- ABOUT THIS EXERCISE
For the records below, count the lines containing the word "Hungry" and reply with the number alone.

(Page and application data records)
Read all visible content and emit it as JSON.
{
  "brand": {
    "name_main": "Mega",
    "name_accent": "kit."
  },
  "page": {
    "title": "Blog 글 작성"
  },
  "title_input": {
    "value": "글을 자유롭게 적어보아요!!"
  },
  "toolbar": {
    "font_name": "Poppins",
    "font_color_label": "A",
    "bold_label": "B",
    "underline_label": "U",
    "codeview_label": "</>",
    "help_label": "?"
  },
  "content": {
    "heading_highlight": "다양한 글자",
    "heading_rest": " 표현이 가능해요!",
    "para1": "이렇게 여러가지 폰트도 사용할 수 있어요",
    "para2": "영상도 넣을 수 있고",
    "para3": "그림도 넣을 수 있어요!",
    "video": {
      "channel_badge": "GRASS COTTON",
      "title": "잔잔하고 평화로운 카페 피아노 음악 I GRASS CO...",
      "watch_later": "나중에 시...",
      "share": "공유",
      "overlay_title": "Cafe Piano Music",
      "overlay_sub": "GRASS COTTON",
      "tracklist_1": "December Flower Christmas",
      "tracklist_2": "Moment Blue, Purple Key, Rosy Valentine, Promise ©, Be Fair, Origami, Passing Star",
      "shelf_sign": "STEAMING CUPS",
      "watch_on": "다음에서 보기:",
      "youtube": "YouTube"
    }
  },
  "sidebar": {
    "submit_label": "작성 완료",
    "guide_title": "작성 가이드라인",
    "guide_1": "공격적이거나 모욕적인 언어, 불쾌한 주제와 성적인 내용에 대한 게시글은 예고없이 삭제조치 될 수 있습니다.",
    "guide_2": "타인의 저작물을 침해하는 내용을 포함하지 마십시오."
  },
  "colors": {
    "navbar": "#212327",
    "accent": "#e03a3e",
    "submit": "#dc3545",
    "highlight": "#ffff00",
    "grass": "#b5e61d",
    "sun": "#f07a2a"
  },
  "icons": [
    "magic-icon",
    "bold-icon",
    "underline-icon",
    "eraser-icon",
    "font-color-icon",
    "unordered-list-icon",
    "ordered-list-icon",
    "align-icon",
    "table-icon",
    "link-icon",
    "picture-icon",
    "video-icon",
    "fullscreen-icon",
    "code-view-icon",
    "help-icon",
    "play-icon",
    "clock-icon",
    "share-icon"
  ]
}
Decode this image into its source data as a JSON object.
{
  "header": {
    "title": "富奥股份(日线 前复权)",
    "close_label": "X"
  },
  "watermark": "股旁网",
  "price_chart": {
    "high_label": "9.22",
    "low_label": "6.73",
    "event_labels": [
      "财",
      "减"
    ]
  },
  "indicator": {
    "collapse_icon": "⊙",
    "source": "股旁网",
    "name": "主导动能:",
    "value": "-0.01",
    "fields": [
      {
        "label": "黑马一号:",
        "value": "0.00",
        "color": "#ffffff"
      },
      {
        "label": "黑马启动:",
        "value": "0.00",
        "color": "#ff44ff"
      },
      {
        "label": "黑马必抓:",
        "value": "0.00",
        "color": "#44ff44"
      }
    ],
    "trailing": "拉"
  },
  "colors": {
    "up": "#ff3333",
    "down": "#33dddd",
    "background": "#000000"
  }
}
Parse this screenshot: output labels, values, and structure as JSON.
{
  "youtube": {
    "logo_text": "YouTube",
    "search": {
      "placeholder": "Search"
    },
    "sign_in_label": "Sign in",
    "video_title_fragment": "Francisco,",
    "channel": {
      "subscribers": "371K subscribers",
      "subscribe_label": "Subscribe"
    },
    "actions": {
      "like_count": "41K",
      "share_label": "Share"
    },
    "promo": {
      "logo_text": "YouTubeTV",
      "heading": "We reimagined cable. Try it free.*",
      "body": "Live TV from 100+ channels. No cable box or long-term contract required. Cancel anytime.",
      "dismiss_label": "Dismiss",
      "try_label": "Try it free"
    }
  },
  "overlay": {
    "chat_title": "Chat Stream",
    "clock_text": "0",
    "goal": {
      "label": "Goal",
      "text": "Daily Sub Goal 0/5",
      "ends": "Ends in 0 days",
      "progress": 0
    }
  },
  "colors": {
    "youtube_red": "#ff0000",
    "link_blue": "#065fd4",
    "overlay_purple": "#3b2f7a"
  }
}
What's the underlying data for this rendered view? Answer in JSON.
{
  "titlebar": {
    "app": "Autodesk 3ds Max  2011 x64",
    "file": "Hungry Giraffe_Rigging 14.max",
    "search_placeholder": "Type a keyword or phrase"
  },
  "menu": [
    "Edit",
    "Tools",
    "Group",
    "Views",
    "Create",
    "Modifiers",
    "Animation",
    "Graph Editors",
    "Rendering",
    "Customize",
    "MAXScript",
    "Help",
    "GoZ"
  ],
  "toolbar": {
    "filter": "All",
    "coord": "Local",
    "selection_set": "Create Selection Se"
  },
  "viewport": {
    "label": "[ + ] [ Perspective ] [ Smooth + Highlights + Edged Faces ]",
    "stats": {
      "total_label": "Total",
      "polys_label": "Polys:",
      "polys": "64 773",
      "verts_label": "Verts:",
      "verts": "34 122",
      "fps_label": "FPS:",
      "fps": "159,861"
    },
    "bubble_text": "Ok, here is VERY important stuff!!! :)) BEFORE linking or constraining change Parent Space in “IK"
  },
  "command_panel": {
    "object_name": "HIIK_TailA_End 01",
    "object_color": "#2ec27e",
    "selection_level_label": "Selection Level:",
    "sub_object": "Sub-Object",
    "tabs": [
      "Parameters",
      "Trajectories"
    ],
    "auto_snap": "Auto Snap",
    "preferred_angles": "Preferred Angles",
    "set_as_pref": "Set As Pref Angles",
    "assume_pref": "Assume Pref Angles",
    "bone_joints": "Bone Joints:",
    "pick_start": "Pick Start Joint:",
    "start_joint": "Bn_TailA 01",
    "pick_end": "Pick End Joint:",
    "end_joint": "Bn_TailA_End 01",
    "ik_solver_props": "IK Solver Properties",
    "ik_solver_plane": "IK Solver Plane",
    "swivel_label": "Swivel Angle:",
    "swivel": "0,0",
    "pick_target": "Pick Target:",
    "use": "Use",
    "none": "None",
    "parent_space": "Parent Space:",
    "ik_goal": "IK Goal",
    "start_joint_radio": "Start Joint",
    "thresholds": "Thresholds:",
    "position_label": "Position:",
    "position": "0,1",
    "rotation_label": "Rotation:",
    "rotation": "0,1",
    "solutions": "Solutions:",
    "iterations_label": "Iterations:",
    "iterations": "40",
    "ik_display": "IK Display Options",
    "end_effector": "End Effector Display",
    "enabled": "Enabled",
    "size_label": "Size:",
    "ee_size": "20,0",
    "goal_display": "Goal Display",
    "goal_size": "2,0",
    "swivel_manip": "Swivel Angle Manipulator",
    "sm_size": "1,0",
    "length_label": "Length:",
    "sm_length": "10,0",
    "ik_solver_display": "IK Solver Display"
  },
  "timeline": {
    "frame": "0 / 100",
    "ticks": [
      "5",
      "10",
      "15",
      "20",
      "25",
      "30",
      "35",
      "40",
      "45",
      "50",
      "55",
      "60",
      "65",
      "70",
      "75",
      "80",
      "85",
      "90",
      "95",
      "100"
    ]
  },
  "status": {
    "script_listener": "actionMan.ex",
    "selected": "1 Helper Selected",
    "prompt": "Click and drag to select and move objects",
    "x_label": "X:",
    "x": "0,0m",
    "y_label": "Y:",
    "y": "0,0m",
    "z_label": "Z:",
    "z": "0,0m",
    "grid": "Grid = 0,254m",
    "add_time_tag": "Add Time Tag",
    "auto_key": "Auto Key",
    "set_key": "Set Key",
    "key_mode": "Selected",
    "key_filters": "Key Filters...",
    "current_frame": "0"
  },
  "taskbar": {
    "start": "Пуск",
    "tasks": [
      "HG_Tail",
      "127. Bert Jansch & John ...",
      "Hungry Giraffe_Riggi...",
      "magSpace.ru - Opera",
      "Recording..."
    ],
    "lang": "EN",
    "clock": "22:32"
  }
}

- EXERCISE RESPONSE
2